  The host’s verification of the Dragon’s identity told Coram it was time to change tactics. So he invited Liam to share his morning meal, and the food eased his hangover. He could concentrate better on quizzing the redheaded man.

  “Does she know?” he asked. “Lady Alanna?”

  A slow grin spread across Liam’s face. “She knows.”

  “No doubt she’s in a dither tryin’ to decide what she wants to ask ye first.” Coram thought for a moment, then met the Dragon’s now-gray eyes. “What’s the likes of ye want with Alanna of Trebond?”

  The big man shrugged. “She’s a pretty thing—different, and full of fight. I never heard that she avoids men.”

  Remembering P
rince Jonathan and the thief, George, Coram flushed. “She’s still not a woman without all virtue.”

  Liam chuckled. “She’s too good a warrior to have a bad reputation as a woman. At least, no one will call her bad when she might hear.”

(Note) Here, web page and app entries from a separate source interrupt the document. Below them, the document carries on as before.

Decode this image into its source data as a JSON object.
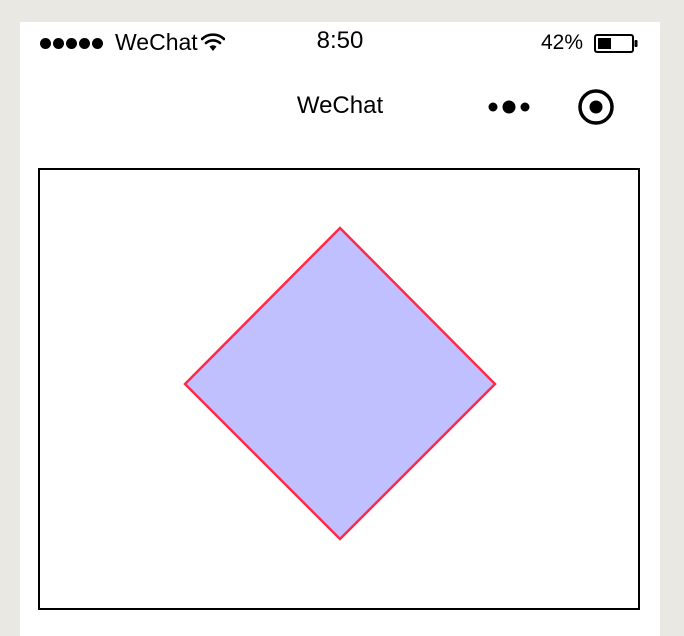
{
  "status_bar": {
    "signal_dots": 5,
    "carrier": "WeChat",
    "time": "8:50",
    "battery_percent": "42%",
    "battery_level": 0.42
  },
  "nav": {
    "title": "WeChat"
  },
  "canvas": {
    "shape": "diamond",
    "fill_color": "#c0bfff",
    "stroke_color": "#ff2a4a"
  },
  "colors": {
    "page_bg": "#e9e8e3",
    "surface": "#ffffff",
    "text": "#000000"
  }
}
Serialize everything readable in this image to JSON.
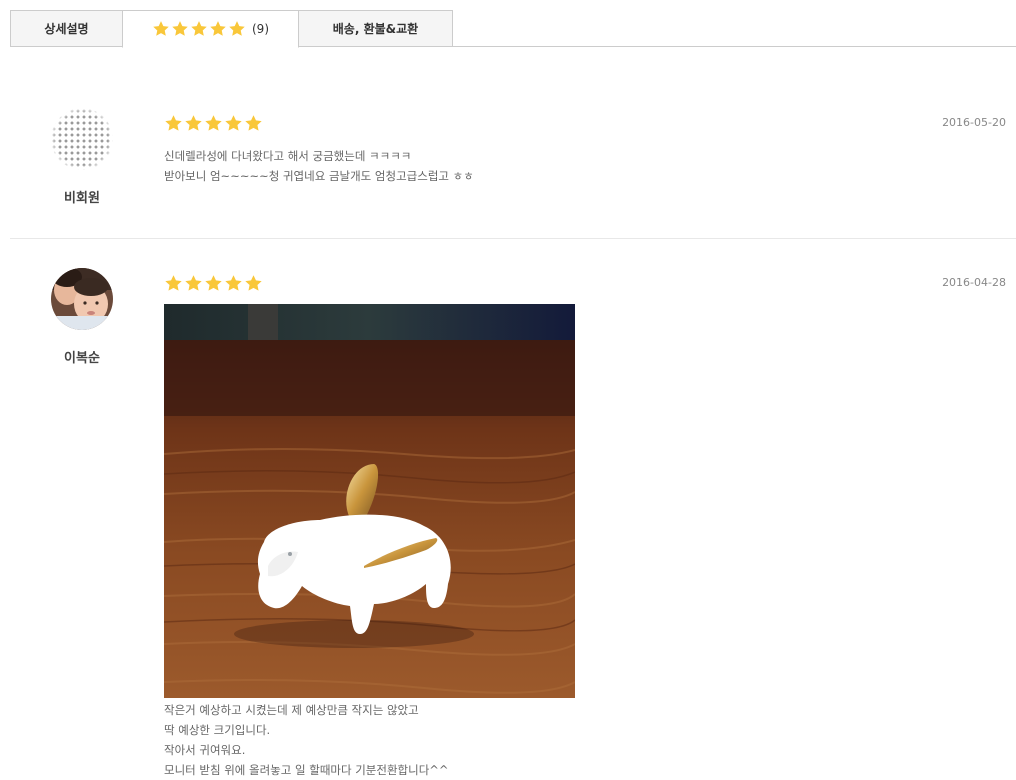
{
  "tabs": {
    "detail_label": "상세설명",
    "review_count": "(9)",
    "review_stars": 5,
    "shipping_label": "배송, 환불&교환"
  },
  "reviews": [
    {
      "user": "비회원",
      "avatar": "dotted-placeholder",
      "rating": 5,
      "date": "2016-05-20",
      "lines": [
        "신데렐라성에 다녀왔다고 해서 궁금했는데 ㅋㅋㅋㅋ",
        "받아보니 엄~~~~~청 귀엽네요 금날개도 엄청고급스럽고 ㅎㅎ"
      ]
    },
    {
      "user": "이복순",
      "avatar": "photo-mother-child",
      "rating": 5,
      "date": "2016-04-28",
      "photo": "white-porcelain-bunny-figurine-with-gold-ears",
      "lines": [
        "작은거 예상하고 시켰는데 제 예상만큼 작지는 않았고",
        "딱 예상한 크기입니다.",
        "작아서 귀여워요.",
        "모니터 받침 위에 올려놓고 일 할때마다 기분전환합니다^^"
      ]
    }
  ],
  "colors": {
    "star": "#f9c73a",
    "tab_border": "#cccccc",
    "divider": "#e8e8e8"
  }
}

  “I’d think the Shang Dragon had his pick of pretty ladies,” growled Coram.

  Liam rose. “Maybe. But she’s not just that, is she? She’s as known in her way as I am in mine.” He put a massive hand on Coram’s arm. “I’m not a village lad wanting to boast of having the Lioness’s pelt in my hut, Master Smythesson. I like her. I’d probably like you, if you stopped glumping about my being in her room.”

  He left a coin for his food and strolled out as Coram sank his face into his hands. “Life used to be simple,” he told his palms.

  Faithful jumped up to sniff at Liam’s plate. Probably more boring, too.

  After running errands until noon, Coram returned to find Alanna dressed and cleaning her weapons. “Don’t scowl,” she told him. “I’m not awake.”

  “The chambermaid says yer clothes were all over mud. What kind of larks were ye kickin’ up last night without me to keep an eye on ye?”

  “I wasn’t ‘kicking up any larks,’” she yawned. “I couldn’t sleep, so I went for a ride out of the city.”

  “We’re ye ridin’ under the horse’s belly, then?”

  Alanna could feel a blush creeping up her cheeks. “It’s too embarrassing to talk about.”

  Coram wasn’t to be so lightly dismissed. “Does this have anythin’ to do with that Liam bein’ in your room this mornin’?”

  “I got tired and fell off my horse,” Alanna said grumpily. “I met Liam on the road. He just made sure I got back all right. He never touched me.”

  “Maybe he didn’t,” Coram rumbled, as red as she was. “And maybe he’s plannin’ to.”

  Closing the door, he heard Alanna murmur, “Nothing wrong with that.”

  They reached House Jendrai as the sun touched the horizon, to be greeted by Nahom Jendrai in person. Alanna had expected him to resemble Myles of Olau—quiet, unkempt, and absentminded. Instead, she and Coram found a trim man in his early thirties, surrounded by children, servants, pack animals, dogs, and baggage. He waved to Coram and waded out of the mess.